Pacific Highlands Ranch, just north of Highway 56 toward the east end of Carmel Valley, was a brand-new community when Fire Station 47 was built, and the ribbon cut in February of 2008. Built with an eye on the future, it has room for three fire apparatus and eleven people but currently houses one fire engine and a crew of four.
COVID-19 Continues to impact how crews operate
As it has for every fire station, the pandemic has changed a great deal about how the crews do their job. There is an extra layer of triage at the Emergency Communications and Data Center (ECDC) as the dispatchers ask screening questions to determine if the emergency is COVID-19 related. If it is, that information is relayed to the crews that are already on their way, and they ramp up their personal protective equipment, donning not just masks, gloves, and face shields but gowns as well. Once on the scene, the crews look for symptoms and gear up for even a low-grade fever.
The fire crews’ inability to be as much a part of the community as they would like is another change brought on by the pandemic. In the “pre-COVID” days, the crews often gave tours of the station and went to schools to provide fire safety talks and show off the engine’s equipment. It is a part of the job that doesn’t get much attention, but the firefighters like to think they both work and live in the community, at least when they are on duty. Fire engines all over the city have traditionally been invited to street fairs, Christmas tree lightings, and Fourth of July picnics in the park.
Station 47 was designed to grow with the community
Ask the firefighters, and they will tell you Station 47 is an excellent assignment in a growing community with two high schools, several middle and elementary schools. It is one of the newer stations in the city and has some lovely surroundings. Not every fire company can look out the window in the evening and see hot air balloons float by.
Captain Tony Zens has been at Station 47 for two years and has seen the neighborhood grow. While it is overwhelmingly a residential district, there is an increasing number of commercial buildings. For instance, a four-story, five-building office complex is currently under construction next door to the station.

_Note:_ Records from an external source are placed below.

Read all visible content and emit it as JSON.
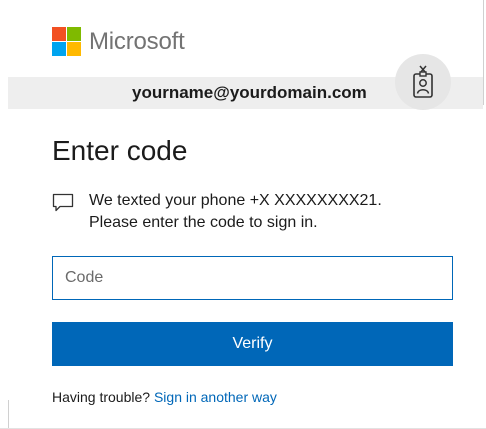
{
  "brand": {
    "name": "Microsoft",
    "colors": {
      "red": "#f25022",
      "green": "#7fba00",
      "blue": "#00a4ef",
      "yellow": "#ffb900"
    }
  },
  "identity": {
    "email": "yourname@yourdomain.com",
    "icon": "id-badge-icon"
  },
  "page": {
    "title": "Enter code"
  },
  "message": {
    "icon": "speech-bubble-icon",
    "line1": "We texted your phone +X XXXXXXXX21.",
    "line2": "Please enter the code to sign in."
  },
  "form": {
    "code_placeholder": "Code",
    "code_value": "",
    "verify_label": "Verify"
  },
  "help": {
    "prefix": "Having trouble?",
    "link_label": "Sign in another way"
  },
  "colors": {
    "accent": "#0067b8",
    "identity_bar": "#eeeeee"
  }
}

Station 47 shares Carmel Valley’s coverage with Station 24, which is just off Del Mar Heights Road, so the two engines are often in each other’s district. John Wilson is in the unique position of having been a captain at both stations and knows the whole area very well. If Engine 24 is busy with one call and another comes in, Engine 47 makes the run. Engine 24’s district is about three times larger than Engine 47’s, and Wilson estimates that half of 47’s calls are in 24’s district. Of course, that is the nature of the fire service. They go where they are needed.
This month’s Station of the Month is sponsored by Sprung Insurance Agency.